1147, (the year the city is first mentioned in historical chronicles), is considered the official date of the foundation of Moscow. From its humble beginnings as a small settlement lost in the forests, the city grew to the point where it became capital of the Russian Federation.
The city’s history is indelibly imprinted in the names of its streets and districts. Though the names often don’t even have meaning to Russian citizens, they are full of history and funny stories that have become part of the fabric of everyday life.
Big Time Moscow has decided to start a historical column which will feature a collection of interesting historical facts.
•Babushkinskaya District (Grandmothers’ District in Russian): No, there aren’t a lot of grandmothers here!
•Maryina Roshcha (Mary’s Grove in Russian): This district was named after the leader Maria Roshcha, who controlled a gang of robbers, active in the forests of the 14th century.
•Arbat District is named after the street of the same name, derived from the word ‘arba,’ meaning ‘cart.’
• Zamoskvorechye (‘Behind the Moscow River’ in Russian): Unsurprisingly, the name originates from the phrase ‘a district behind the Moscow River.’ The first mention of this place dates back to 1365.
•Tagansky District: the name originates from the Taganskaya Crafts Village along the Yauza River. Its inhabitants produced copper tripods which soldiers in the regular army used on campaign.
•Khamovniki District: At one time this was the location of a large Hamovnaya Crafts Village, where many weavers lived. The word Khamovniki is derived from the word ‘ham’ which referred to flaxen linen in the 14th century.

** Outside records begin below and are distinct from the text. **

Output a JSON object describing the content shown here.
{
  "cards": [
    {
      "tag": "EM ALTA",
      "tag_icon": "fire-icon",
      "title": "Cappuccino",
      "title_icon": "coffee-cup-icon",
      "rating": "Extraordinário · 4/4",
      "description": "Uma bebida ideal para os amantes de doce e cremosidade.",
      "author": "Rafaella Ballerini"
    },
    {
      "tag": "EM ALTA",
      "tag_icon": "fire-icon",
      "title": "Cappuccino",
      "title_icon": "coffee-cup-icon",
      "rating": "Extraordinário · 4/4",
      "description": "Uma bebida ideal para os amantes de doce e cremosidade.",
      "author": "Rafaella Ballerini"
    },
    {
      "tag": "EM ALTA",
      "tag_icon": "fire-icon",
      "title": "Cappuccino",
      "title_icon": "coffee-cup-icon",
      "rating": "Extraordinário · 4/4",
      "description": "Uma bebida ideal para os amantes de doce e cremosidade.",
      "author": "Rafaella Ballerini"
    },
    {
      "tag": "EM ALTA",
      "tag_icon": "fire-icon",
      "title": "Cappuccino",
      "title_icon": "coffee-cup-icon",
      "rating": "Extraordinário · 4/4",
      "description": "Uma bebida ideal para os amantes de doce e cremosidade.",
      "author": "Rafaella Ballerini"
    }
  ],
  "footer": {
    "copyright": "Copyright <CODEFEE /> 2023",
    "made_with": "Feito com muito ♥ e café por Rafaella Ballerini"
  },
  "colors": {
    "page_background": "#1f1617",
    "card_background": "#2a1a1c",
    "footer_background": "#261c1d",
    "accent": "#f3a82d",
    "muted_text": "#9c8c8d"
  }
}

• Bibirevo District:There are two different versions of how this area got its name.
It either comes from the word ‘Bibir’ (meaning ‘beaver’ in Russian), or from the fact that it was a settlement of Prince Bobrowniki, in which people in ancient times were granted the right to hunt beavers here.
• Zhulebino District: The first mention of this district was in 1645. It was named after Andrew Osteev, a representative of the Boyar family (wealthy merchants in medieval Russia), whose nickname was ‘Zhuleba,’ meaning ‘sly.’ However, we cannot vouch for whether or not the modern residents are sly!